Vizzywig 4K app is made for those with more money than sense, as just tacking on a few hundred more dollars will get you a Panasonic Lumix GH4. This software claims that it's the "world's first mobile app that lets you capture, edit, and distribute 4K video." This is possible because instead of capturing video normally, it does so by shooting 4K-resolution photographs at a rate of 24 photos a second while recording synced audio on the side. iTunes Page. Continue reading for a actual 4K test footage shot with an iPhone and the app.
Tinder is the infamous dating app people all over the world have been using to find love, but Jarrod Allen, from Sydney, Australia became an internet sensation by finding potential matches on the dating app and then painstakingly recreates their weird and wonderful profile pictures. Jarrod says, "Everyone thinks they take ages to recreate, but it's actually really quick. I see a photo and if I think I can recreate it myself, I go ahead." Continue reading to see a few of his most popular photos.
The Microsoft Research team, lead by Johannes Kopf, Richard Szeliski, Michael Cohen, and Richard Szeliski, has unveiled a new Windows app that will make shaky first-person videos a thing of the past. Technically speaking, here's how it works: "Our algorithm first reconstructs the 3D input camera path as well as dense, per-frame proxy geometries. We then optimize a novel camera path for the output video that is smooth and passes near the input cameras while ensuring that the virtual camera looks in directions that can be rendered well from the input. Next, we compute geometric proxies for each input frame.
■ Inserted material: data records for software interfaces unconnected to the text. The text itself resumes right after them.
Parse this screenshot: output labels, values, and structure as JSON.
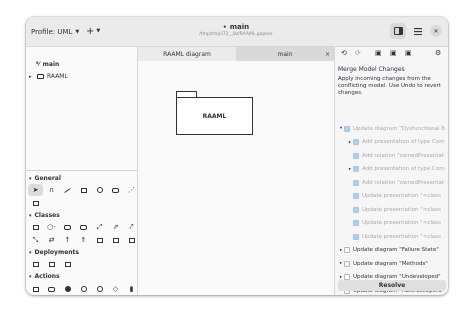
{
  "header": {
    "profile_label": "Profile: UML",
    "add_label": "+",
    "title": "main",
    "subtitle": "/tmp/tmpil72__8z/RAAML.gaphor"
  },
  "tree": {
    "items": [
      {
        "label": "main",
        "icon": "diagram-icon"
      },
      {
        "label": "RAAML",
        "icon": "folder-icon"
      }
    ]
  },
  "toolbox": {
    "sections": [
      "General",
      "Classes",
      "Deployments",
      "Actions"
    ]
  },
  "tabs": [
    {
      "label": "RAAML diagram"
    },
    {
      "label": "main",
      "close": "×"
    }
  ],
  "canvas": {
    "package_label": "RAAML"
  },
  "merge": {
    "title": "Merge Model Changes",
    "description": "Apply incoming changes from the conflicting model. Use Undo to revert changes.",
    "rows": [
      {
        "label": "Update diagram \"Dysfunctional B",
        "checked": true,
        "exp": "▾",
        "indent": 0,
        "dark": false
      },
      {
        "label": "Add presentation of type Com",
        "checked": true,
        "exp": "▸",
        "indent": 1,
        "dark": false
      },
      {
        "label": "Add relation \"ownedPresentat",
        "checked": true,
        "exp": "",
        "indent": 1,
        "dark": false
      },
      {
        "label": "Add presentation of type Com",
        "checked": true,
        "exp": "▸",
        "indent": 1,
        "dark": false
      },
      {
        "label": "Add relation \"ownedPresentat",
        "checked": true,
        "exp": "",
        "indent": 1,
        "dark": false
      },
      {
        "label": "Update presentation \"<class",
        "checked": true,
        "exp": "",
        "indent": 1,
        "dark": false
      },
      {
        "label": "Update presentation \"<class",
        "checked": true,
        "exp": "",
        "indent": 1,
        "dark": false
      },
      {
        "label": "Update presentation \"<class",
        "checked": true,
        "exp": "",
        "indent": 1,
        "dark": false
      },
      {
        "label": "Update presentation \"<class",
        "checked": true,
        "exp": "",
        "indent": 1,
        "dark": false
      },
      {
        "label": "Update diagram \"Failure State\"",
        "checked": false,
        "exp": "▸",
        "indent": 0,
        "dark": true
      },
      {
        "label": "Update diagram \"Methods\"",
        "checked": false,
        "exp": "▸",
        "indent": 0,
        "dark": true
      },
      {
        "label": "Update diagram \"Undeveloped\"",
        "checked": false,
        "exp": "▸",
        "indent": 0,
        "dark": true
      },
      {
        "label": "Update diagram \"AbstractOpera",
        "checked": false,
        "exp": "▸",
        "indent": 0,
        "dark": true
      }
    ],
    "resolve_label": "Resolve"
  }
}
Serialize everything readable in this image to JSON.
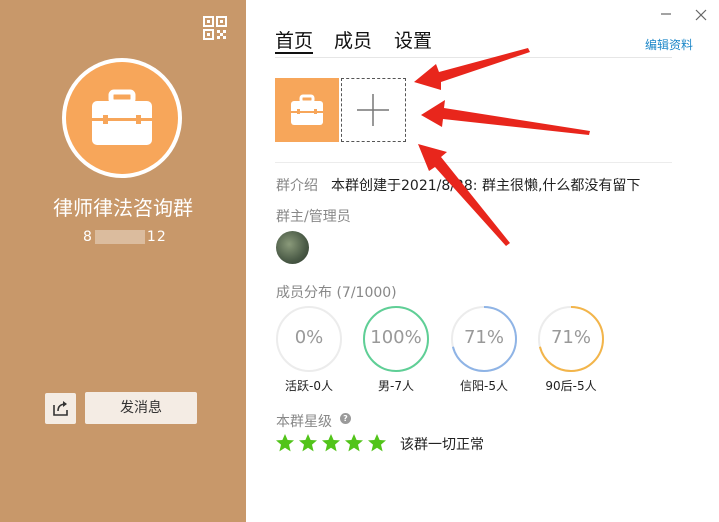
{
  "left_panel": {
    "group_name": "律师律法咨询群",
    "group_id_prefix": "8",
    "group_id_suffix": "12",
    "send_message_label": "发消息",
    "background_color": "#c8986a",
    "avatar_color": "#f7a65a",
    "avatar_icon": "briefcase-icon",
    "qr_icon": "qr-code-icon",
    "share_icon": "share-icon"
  },
  "window": {
    "minimize_icon": "minimize-icon",
    "close_icon": "close-icon"
  },
  "tabs": [
    {
      "label": "首页",
      "active": true
    },
    {
      "label": "成员",
      "active": false
    },
    {
      "label": "设置",
      "active": false
    }
  ],
  "edit_profile_label": "编辑资料",
  "edit_profile_color": "#1e88c9",
  "photos": {
    "add_icon": "plus-icon"
  },
  "intro": {
    "label": "群介绍",
    "text": "本群创建于2021/8/28:  群主很懒,什么都没有留下"
  },
  "admins": {
    "label": "群主/管理员"
  },
  "distribution": {
    "label": "成员分布 (7/1000)",
    "stats": [
      {
        "value": "0%",
        "fraction": 0,
        "caption": "活跃-0人",
        "color": "#dddddd"
      },
      {
        "value": "100%",
        "fraction": 1.0,
        "caption": "男-7人",
        "color": "#5fcf96"
      },
      {
        "value": "71%",
        "fraction": 0.71,
        "caption": "信阳-5人",
        "color": "#8fb4e6"
      },
      {
        "value": "71%",
        "fraction": 0.71,
        "caption": "90后-5人",
        "color": "#f3b54a"
      }
    ]
  },
  "rating": {
    "label": "本群星级",
    "stars": 5,
    "star_color": "#52c41a",
    "status": "该群一切正常"
  }
}
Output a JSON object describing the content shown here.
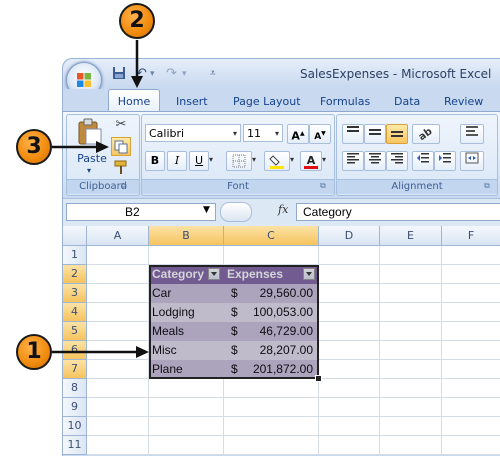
{
  "window": {
    "title": "SalesExpenses - Microsoft Excel"
  },
  "tabs": [
    "Home",
    "Insert",
    "Page Layout",
    "Formulas",
    "Data",
    "Review"
  ],
  "ribbon": {
    "clipboard": {
      "paste_label": "Paste",
      "group_label": "Clipboard"
    },
    "font": {
      "font_name": "Calibri",
      "font_size": "11",
      "bold": "B",
      "italic": "I",
      "underline": "U",
      "group_label": "Font"
    },
    "alignment": {
      "group_label": "Alignment"
    }
  },
  "formula_bar": {
    "name_box": "B2",
    "fx": "fx",
    "content": "Category"
  },
  "grid": {
    "columns": [
      "A",
      "B",
      "C",
      "D",
      "E",
      "F"
    ],
    "rows": [
      "1",
      "2",
      "3",
      "4",
      "5",
      "6",
      "7",
      "8",
      "9",
      "10",
      "11"
    ],
    "table": {
      "headers": [
        "Category",
        "Expenses"
      ],
      "currency_symbol": "$",
      "rows": [
        {
          "category": "Car",
          "amount": "29,560.00"
        },
        {
          "category": "Lodging",
          "amount": "100,053.00"
        },
        {
          "category": "Meals",
          "amount": "46,729.00"
        },
        {
          "category": "Misc",
          "amount": "28,207.00"
        },
        {
          "category": "Plane",
          "amount": "201,872.00"
        }
      ]
    }
  },
  "callouts": {
    "one": "1",
    "two": "2",
    "three": "3"
  },
  "colors": {
    "header_purple": "#8064a2",
    "band_dark": "#ccc0da",
    "band_light": "#e4dfec",
    "callout_orange": "#f08a0c"
  },
  "icons": [
    "office-button-logo",
    "save-icon",
    "undo-icon",
    "redo-icon",
    "customize-qat-icon",
    "cut-icon",
    "copy-icon",
    "format-painter-icon",
    "paste-icon",
    "grow-font-icon",
    "shrink-font-icon",
    "borders-icon",
    "fill-color-icon",
    "font-color-icon",
    "align-top-icon",
    "align-middle-icon",
    "align-bottom-icon",
    "orientation-icon",
    "align-left-icon",
    "center-icon",
    "align-right-icon",
    "decrease-indent-icon",
    "increase-indent-icon",
    "wrap-text-icon",
    "merge-icon",
    "filter-dropdown-icon"
  ]
}
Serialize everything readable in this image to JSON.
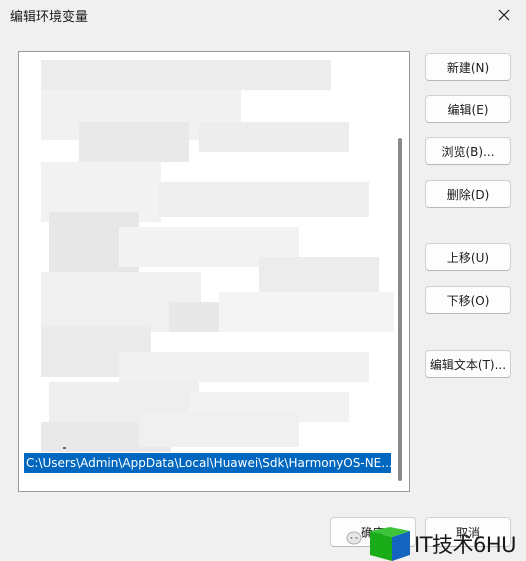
{
  "window": {
    "title": "编辑环境变量",
    "close_icon": "close-icon"
  },
  "list": {
    "selected_path": "C:\\Users\\Admin\\AppData\\Local\\Huawei\\Sdk\\HarmonyOS-NE..."
  },
  "buttons": {
    "new": "新建(N)",
    "edit": "编辑(E)",
    "browse": "浏览(B)...",
    "delete": "删除(D)",
    "move_up": "上移(U)",
    "move_down": "下移(O)",
    "edit_text": "编辑文本(T)...",
    "ok": "确定",
    "cancel": "取消"
  },
  "watermark": {
    "text": "IT技术6HU"
  },
  "colors": {
    "selection": "#0067c0",
    "accent_green": "#1aad19"
  }
}
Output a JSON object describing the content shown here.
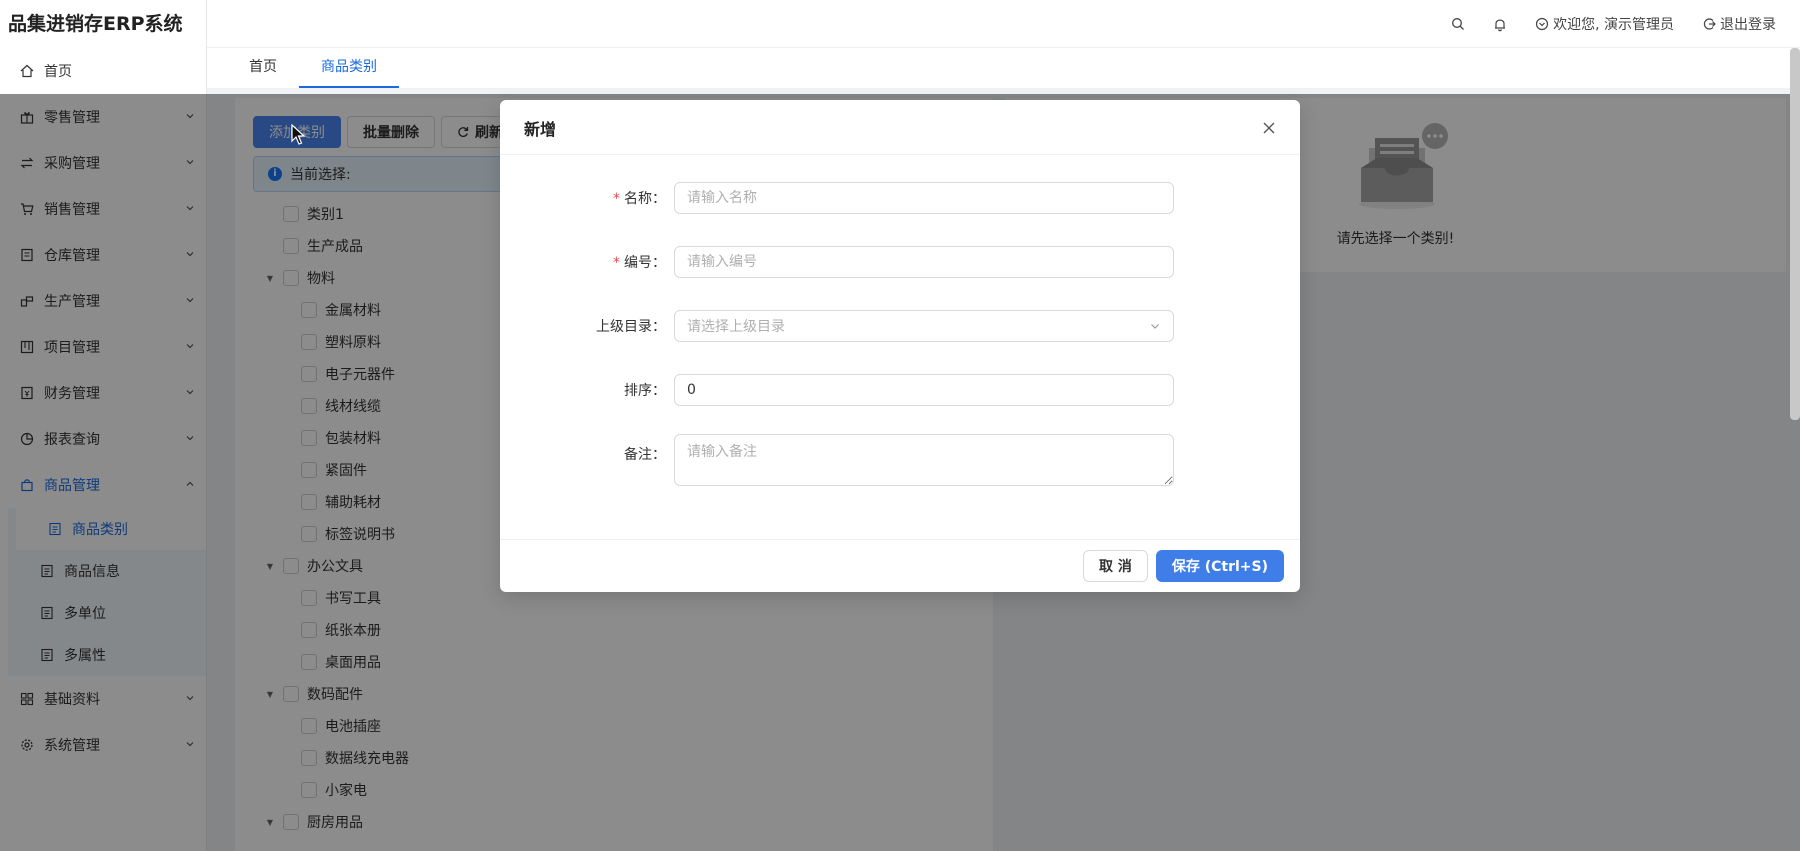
{
  "app": {
    "title": "品集进销存ERP系统"
  },
  "header": {
    "search_icon": "search-icon",
    "bell_icon": "bell-icon",
    "welcome": "欢迎您, 演示管理员",
    "logout": "退出登录"
  },
  "sidebar": {
    "items": [
      {
        "label": "首页",
        "icon": "home-icon"
      },
      {
        "label": "零售管理",
        "icon": "gift-icon"
      },
      {
        "label": "采购管理",
        "icon": "swap-icon"
      },
      {
        "label": "销售管理",
        "icon": "cart-icon"
      },
      {
        "label": "仓库管理",
        "icon": "warehouse-icon"
      },
      {
        "label": "生产管理",
        "icon": "production-icon"
      },
      {
        "label": "项目管理",
        "icon": "project-icon"
      },
      {
        "label": "财务管理",
        "icon": "finance-icon"
      },
      {
        "label": "报表查询",
        "icon": "chart-icon"
      },
      {
        "label": "商品管理",
        "icon": "bag-icon"
      },
      {
        "label": "基础资料",
        "icon": "grid-icon"
      },
      {
        "label": "系统管理",
        "icon": "gear-icon"
      }
    ],
    "submenu": [
      {
        "label": "商品类别"
      },
      {
        "label": "商品信息"
      },
      {
        "label": "多单位"
      },
      {
        "label": "多属性"
      }
    ]
  },
  "tabs": [
    {
      "label": "首页"
    },
    {
      "label": "商品类别"
    }
  ],
  "toolbar": {
    "add": "添加类别",
    "batch_delete": "批量删除",
    "refresh": "刷新"
  },
  "info": {
    "current_selection": "当前选择:"
  },
  "tree": [
    {
      "label": "类别1",
      "level": 0,
      "expanded": false,
      "has_children": false
    },
    {
      "label": "生产成品",
      "level": 0,
      "has_children": false
    },
    {
      "label": "物料",
      "level": 0,
      "has_children": true
    },
    {
      "label": "金属材料",
      "level": 1
    },
    {
      "label": "塑料原料",
      "level": 1
    },
    {
      "label": "电子元器件",
      "level": 1
    },
    {
      "label": "线材线缆",
      "level": 1
    },
    {
      "label": "包装材料",
      "level": 1
    },
    {
      "label": "紧固件",
      "level": 1
    },
    {
      "label": "辅助耗材",
      "level": 1
    },
    {
      "label": "标签说明书",
      "level": 1
    },
    {
      "label": "办公文具",
      "level": 0,
      "has_children": true
    },
    {
      "label": "书写工具",
      "level": 1
    },
    {
      "label": "纸张本册",
      "level": 1
    },
    {
      "label": "桌面用品",
      "level": 1
    },
    {
      "label": "数码配件",
      "level": 0,
      "has_children": true
    },
    {
      "label": "电池插座",
      "level": 1
    },
    {
      "label": "数据线充电器",
      "level": 1
    },
    {
      "label": "小家电",
      "level": 1
    },
    {
      "label": "厨房用品",
      "level": 0,
      "has_children": true
    }
  ],
  "right_panel": {
    "empty_text": "请先选择一个类别!"
  },
  "modal": {
    "title": "新增",
    "fields": {
      "name": {
        "label": "名称",
        "placeholder": "请输入名称",
        "required": true
      },
      "code": {
        "label": "编号",
        "placeholder": "请输入编号",
        "required": true
      },
      "parent": {
        "label": "上级目录",
        "placeholder": "请选择上级目录"
      },
      "sort": {
        "label": "排序",
        "value": "0"
      },
      "remark": {
        "label": "备注",
        "placeholder": "请输入备注"
      }
    },
    "cancel": "取 消",
    "save": "保存 (Ctrl+S)"
  },
  "colors": {
    "accent": "#1b6ae0",
    "primary_button": "#3f7ee8",
    "required": "#e5484d"
  }
}
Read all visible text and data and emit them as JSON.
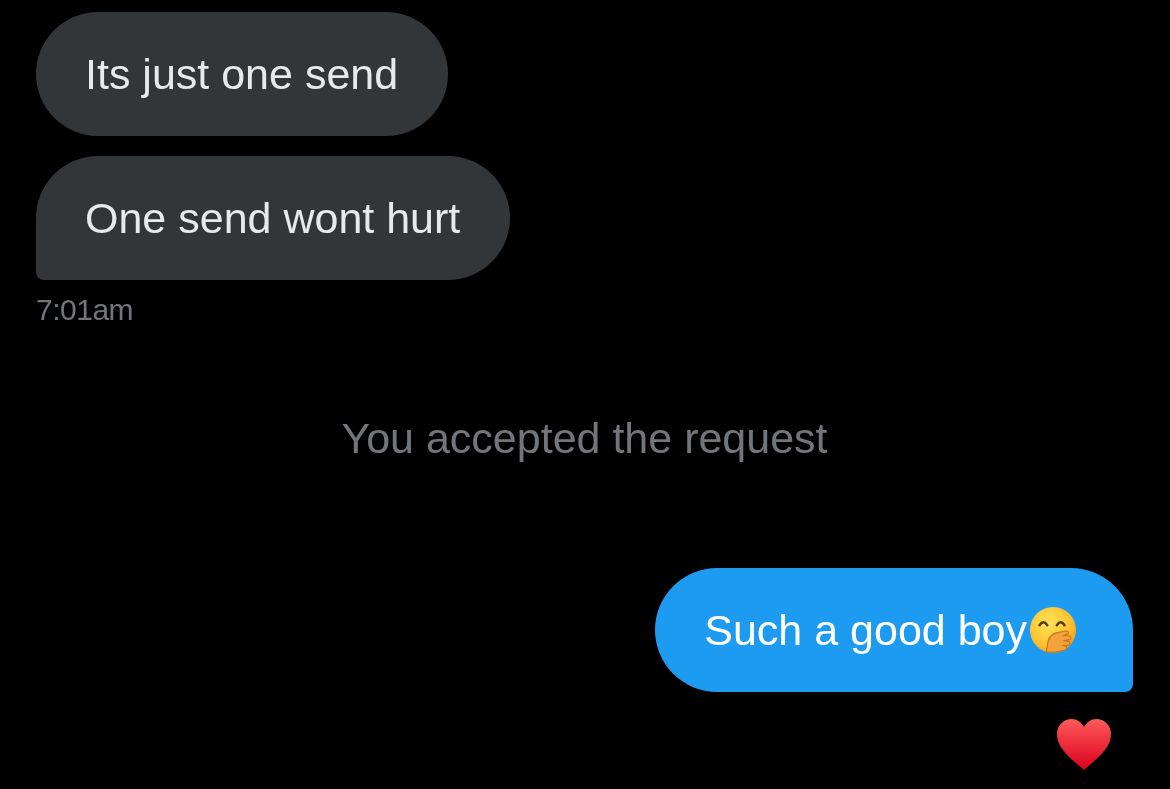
{
  "incoming": {
    "messages": [
      {
        "text": "Its just one send",
        "liked": false,
        "emoji": false
      },
      {
        "text": "One send wont hurt",
        "liked": false,
        "emoji": false
      }
    ],
    "time": "7:01am"
  },
  "notice": "You accepted the request",
  "outgoing": {
    "messages": [
      {
        "text": "Such a good boy",
        "liked": true,
        "emoji": true
      }
    ]
  }
}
These allow us to render the frames from the novel viewpoints on the optimized path." Continue reading for the technical video explaining just how the stabilization is accomplished.
Sam Smith isn't your typical 12-year-old, as he spends most of his day making mobile games. Spacepants is the first release from his Boxface Games home studio, and boasts tough endless runner-style gameplay set in a single room, "which sees you avoiding lasers, space caterpillars, and other nasties for as long as you can while constantly moving." He's been making games for about a year now, mainly using GameMaker: Studio software, which doesn't require any prior programming or design experience. Even though Spacepants has only been out since May, he's already earned enough money to buy his younger brother a PlayStation 4. Continue reading to read what he has planned for the future.